Cultural Anthropology invites you to understand the world through the eyes of other people, often those whose way of life may differ from your own. It encourages an empathetic approach that attempts to understand others within their own cultural contexts. This quarter you are reading several rich accounts of cultural experiences, featuring various ethnic communities in the United States. Between the World and Me is the first of these. You are encouraged to avoid ethnocentric approaches and adopt culturally relative perspectives that treat the perspectives of others as valid on their own terms.
Your essays provide you with an opportunity to demonstrate your engagement with and reflection upon the assigned course materials. You will be evaluated on the breadth and depth of your engagement with the book, other assigned reading, lecture material, discussions, and other experiences in the class.
1. Describe and discuss the significance of relationships between language, human cultural systems, and social power dynamics and/or imbalances (eg: racism, endangered bodies).
2. Identify the role of culture in human lives and societies.
3. Incorporate ethnocentrism and cultural relativism into your essay.
4. Recognize and describe at least two key features of human cultures and society: adaptation, family structure, religion, politics, traditions, gender roles, etc.
5. Identify ways that cultural anthropological research methods, knowledge, and skills can be applied to the solution of contemporary world problems.
Use a word-processor to type a double-spaced essay of approximately 1,000 words or four pages. Quality essays should be at least three pages and no more than five pages in length. The essay should engage the relevant book and lectures in its analysis. It may also draw from class discussions and other activities. The essay should include an introductory paragraph in which a thesis or central argument is presented, a body of several paragraphs that support and develop that thesis with detailed examples from course materials, and a conclusion that summarizes the key argument and the support offered.
Essay #1 should be written in the form of a letter to your (actual/imaginary/future) adolescent child (of whichever gender you choose). The letter should express a thesis about your experience reading Ta-Nehisi Coates’ Between the World and Me in your Cultural Anthropology class at Edmonds CC. It should include at least three direct quotes, examples, and paraphrases from the book and lecture materials.

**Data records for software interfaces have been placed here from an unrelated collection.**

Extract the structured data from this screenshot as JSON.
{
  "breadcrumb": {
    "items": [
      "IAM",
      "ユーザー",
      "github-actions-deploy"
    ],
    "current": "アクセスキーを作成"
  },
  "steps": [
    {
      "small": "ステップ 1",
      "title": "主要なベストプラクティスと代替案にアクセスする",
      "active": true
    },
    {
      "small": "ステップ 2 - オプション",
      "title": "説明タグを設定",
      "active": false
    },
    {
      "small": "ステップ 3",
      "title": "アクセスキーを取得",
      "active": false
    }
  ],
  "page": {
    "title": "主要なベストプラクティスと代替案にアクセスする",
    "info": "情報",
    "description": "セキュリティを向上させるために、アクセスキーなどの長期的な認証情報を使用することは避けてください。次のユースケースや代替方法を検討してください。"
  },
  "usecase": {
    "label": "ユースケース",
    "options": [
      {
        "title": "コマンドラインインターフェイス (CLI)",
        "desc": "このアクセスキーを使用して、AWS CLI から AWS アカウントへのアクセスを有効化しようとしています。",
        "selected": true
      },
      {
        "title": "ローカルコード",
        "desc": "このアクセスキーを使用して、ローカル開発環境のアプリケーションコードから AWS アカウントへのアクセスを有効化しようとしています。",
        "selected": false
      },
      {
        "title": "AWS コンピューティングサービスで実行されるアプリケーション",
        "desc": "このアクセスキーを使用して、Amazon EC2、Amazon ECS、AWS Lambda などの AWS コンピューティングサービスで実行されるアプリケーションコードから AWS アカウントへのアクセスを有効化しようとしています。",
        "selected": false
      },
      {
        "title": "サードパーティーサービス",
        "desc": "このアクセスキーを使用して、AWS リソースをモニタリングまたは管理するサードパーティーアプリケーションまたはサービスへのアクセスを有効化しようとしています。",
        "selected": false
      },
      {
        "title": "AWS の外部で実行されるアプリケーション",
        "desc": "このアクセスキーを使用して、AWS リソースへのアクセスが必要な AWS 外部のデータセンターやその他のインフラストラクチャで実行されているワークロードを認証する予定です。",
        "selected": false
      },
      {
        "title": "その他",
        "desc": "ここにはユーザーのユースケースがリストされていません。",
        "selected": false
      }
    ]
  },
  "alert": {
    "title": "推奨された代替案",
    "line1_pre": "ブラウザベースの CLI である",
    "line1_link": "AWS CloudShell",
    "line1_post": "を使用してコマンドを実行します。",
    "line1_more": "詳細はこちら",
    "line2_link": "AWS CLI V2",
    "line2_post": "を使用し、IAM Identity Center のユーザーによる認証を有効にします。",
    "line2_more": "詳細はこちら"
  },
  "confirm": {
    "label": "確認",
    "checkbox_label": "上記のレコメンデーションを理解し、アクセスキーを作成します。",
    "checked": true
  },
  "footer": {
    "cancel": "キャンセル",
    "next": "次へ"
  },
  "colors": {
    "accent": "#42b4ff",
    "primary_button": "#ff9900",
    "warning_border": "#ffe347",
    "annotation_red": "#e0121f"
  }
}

All sources of ideas, quotes, or paraphrases must be cited, using both in-text citations and a Works Cited at the end of the essay. Review the Learning Support Center’s guide on In-Text Citing of a Source. You should use the APA or another well-established style guide in citing your sources. See our library citation guide or my colleague Cynthia Clarke’s APA citation generator for assistance. Your submissions will be evaluated and scored for originality and proper use of citations using VeriCite. You should submit your essay early to VeriCite, via the Canvas assignment application, and make appropriate adjustments before making a final submission on the due date.